May 11, 2013
One of many scenes of devastation in the aftermath of Cyclone Bola.
I have often wondered why I am so interested in the link between deforestation, flooding and erosion. I put it down to my love of forested environments, and therefore my interest in the history of these environments. But it has occurred to me that it is perhaps more than this – that it relates also to personal memory, of an event in the environmental history of my lifetime.
That event was Cyclone Bola, which hit the east coast of the North Island in March 1988, when I was a teenager. (more…)
December 23, 2012
A little while ago, I read a reference to the book Nature and the English Diaspora: Environment and History in the United States, Canada, Australia, and New Zealand, by Thomas R. Dunlap, which was published back in 1999. I don’t have a copy of this book, and not many libraries hold it, so I was keen to find out what the reviews were at the time. However, I was not able to find one single review through my friend, the usually highly reliable Mr Google.
Luckily, I was able to ascertain that New Zealand environmental historian Paul Star had done a review of the book for the journal Australian Historical Studies in 2000, and he has kindly given me his permission to reproduce a version of it here. This review is written from the perspective of a New Zealand scholar of environmental history, so is particularly useful for Antipodeans. (more…)
December 2, 2012
Swamp area in the Rai Valley, Marlborough, with horses hauling a log over a tramway bridge. Photograph taken circa 14 December 1912, by James Raglan Akersten. Not to be reproduced without permission of Alexander Turnbull Library, ref ID: 1/2-110328-F
We tend to think of battles for the preservation of indigenous nature in New Zealand as a phenomenon of the last few decades, particularly since Manapouri. However, these battles have been going on in New Zealand well beyond our lifetimes. One early example is the battle for the Rai Valley, located between the South Island towns of Nelson and Blenheim [click here to view location]. This was classic example of the tension between development versus preservation that continues to be a central to New Zealand’s environmental history to this day. (more…)
November 11, 2012
At first, “swamp fires” might seem like an oxymoron, and I was certainly surprised to read about them when I read Suspended Access, the history of the Opiki toll bridge. In this history, Molly Akers relates how, as the floodplains around the lower Manawatu River were drained to stimulate flax growth for milling, peat fires in the swamp became a continual menace. What makes peat fires unusual, in comparison to forest or scrub fires, is that they burn underground. (more…)
October 20, 2012
How did the Manawatu transform from a densely forested environment in 1870 to a pastoral landscape by the turn of the century?
The answer, which will be explored in a lunchtime talk on 8th November, as part of the 2012 Manawatu Local History Week, is “fire”. (more…)
September 29, 2012

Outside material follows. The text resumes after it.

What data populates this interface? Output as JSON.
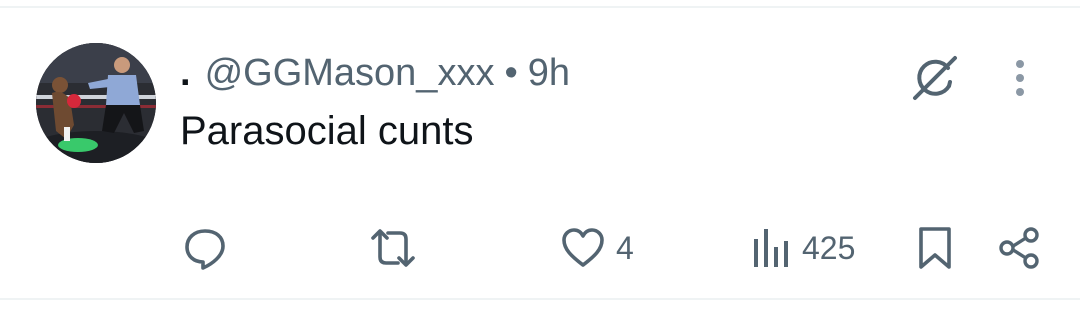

The Manawatu Estuary has transformed significantly over the last century or more. In the 1800s, the mouth of the Manawatu River reached the sea several kilometres north of where it flows into the sea today. With the arrival of Europeans in the latter half of the 19th century, and the foundation of the town of Foxton, it soon became a bustling port. However, with the strong southward current depositing much sand on the coast a spit has gradually grown and the mouth of the river has slowly moved southwards. Today, it is used by recreational boaties but has long since lost any commercial significance as a port. (more…)
September 16, 2012
No, not really – but this is what one Manawatu farmer suggested might happen if the plant was allowed to spread any further through the district and the country.
So serious was the issue by the 1920s, that noxious weeds (including gorse and blackberry) were a hot topic at a Farmers Union Conference in Feilding in 1928. As one concerned delegate somewhat facetiously put it: “Unless the blackberry pest is taken in hand seriously by the Government the main exports from New Zealand in years to come will be blackberry jam and farmers”.
August 5, 2012
Of all the photographs I have seen relating to New Zealand’s environmental history, this is one of the most powerful. It shows the beginnings of a bush burn off at Puketora Station on the East Coast of the North Island in the early 1900s. This fire destroyed the indigenous forest over 30,000 acres, to make way for farming (probably of sheep). (more…)
July 29, 2012
I have been reading Kenneth B. Cumberland’s “Landmarks” (1981), a story of the human transformation of New Zealand. One of the many characters who makes his appearance in this story is Chew Chong, a pigtailed pedlar who had come to Otago, New Zealand in 1867, during the gold boom. He eventually made his way up to Taranaki, where a fledgling dairy industry was becoming established. (more…)
July 14, 2012
This post follows on from the previous post Did European settlers loathe the forest? While I am largely satisfied with the idea that European settlers destroyed the forest driven by the need to make productive use of the land, rather than any deep-seated loathing of it or what it represented, this still does not explain the extent to which forest – lowland forest especially – was destroyed. It was, by and large, decimated. (more…)